What is being asked: Write each entry out once more, please, precisely as shown.
[[ Data provided open ]]
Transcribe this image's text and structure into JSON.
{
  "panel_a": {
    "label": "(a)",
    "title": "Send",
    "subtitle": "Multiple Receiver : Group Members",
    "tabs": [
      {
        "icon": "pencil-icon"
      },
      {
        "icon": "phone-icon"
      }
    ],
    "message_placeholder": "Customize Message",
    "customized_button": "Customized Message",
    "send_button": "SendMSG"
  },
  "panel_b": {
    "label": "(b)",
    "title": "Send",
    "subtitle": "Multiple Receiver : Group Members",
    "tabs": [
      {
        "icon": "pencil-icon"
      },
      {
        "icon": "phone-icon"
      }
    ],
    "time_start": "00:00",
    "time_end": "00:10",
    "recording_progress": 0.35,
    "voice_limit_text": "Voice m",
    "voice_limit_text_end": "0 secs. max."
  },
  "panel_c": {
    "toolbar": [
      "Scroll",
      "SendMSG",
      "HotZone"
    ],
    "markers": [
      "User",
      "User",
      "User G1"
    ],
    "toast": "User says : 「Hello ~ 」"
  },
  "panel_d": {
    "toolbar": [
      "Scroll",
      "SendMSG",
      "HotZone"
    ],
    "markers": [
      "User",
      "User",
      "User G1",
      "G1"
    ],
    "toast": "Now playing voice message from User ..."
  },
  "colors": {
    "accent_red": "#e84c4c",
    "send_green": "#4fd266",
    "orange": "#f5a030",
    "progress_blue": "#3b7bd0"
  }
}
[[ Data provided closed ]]
Problem solution:
Transcribe this image's text and structure into JSON.
{
  "panel_a": {
    "label": "(a)",
    "title": "Send",
    "subtitle": "Multiple Receiver : Group Members",
    "tabs": [
      {
        "icon": "pencil-icon"
      },
      {
        "icon": "phone-icon"
      }
    ],
    "message_placeholder": "Customize Message",
    "customized_button": "Customized Message",
    "send_button": "SendMSG"
  },
  "panel_b": {
    "label": "(b)",
    "title": "Send",
    "subtitle": "Multiple Receiver : Group Members",
    "tabs": [
      {
        "icon": "pencil-icon"
      },
      {
        "icon": "phone-icon"
      }
    ],
    "time_start": "00:00",
    "time_end": "00:10",
    "recording_progress": 0.35,
    "voice_limit_text": "Voice m",
    "voice_limit_text_end": "0 secs. max."
  },
  "panel_c": {
    "toolbar": [
      "Scroll",
      "SendMSG",
      "HotZone"
    ],
    "markers": [
      "User",
      "User",
      "User G1"
    ],
    "toast": "User says : 「Hello ~ 」"
  },
  "panel_d": {
    "toolbar": [
      "Scroll",
      "SendMSG",
      "HotZone"
    ],
    "markers": [
      "User",
      "User",
      "User G1",
      "G1"
    ],
    "toast": "Now playing voice message from User ..."
  },
  "colors": {
    "accent_red": "#e84c4c",
    "send_green": "#4fd266",
    "orange": "#f5a030",
    "progress_blue": "#3b7bd0"
  }
}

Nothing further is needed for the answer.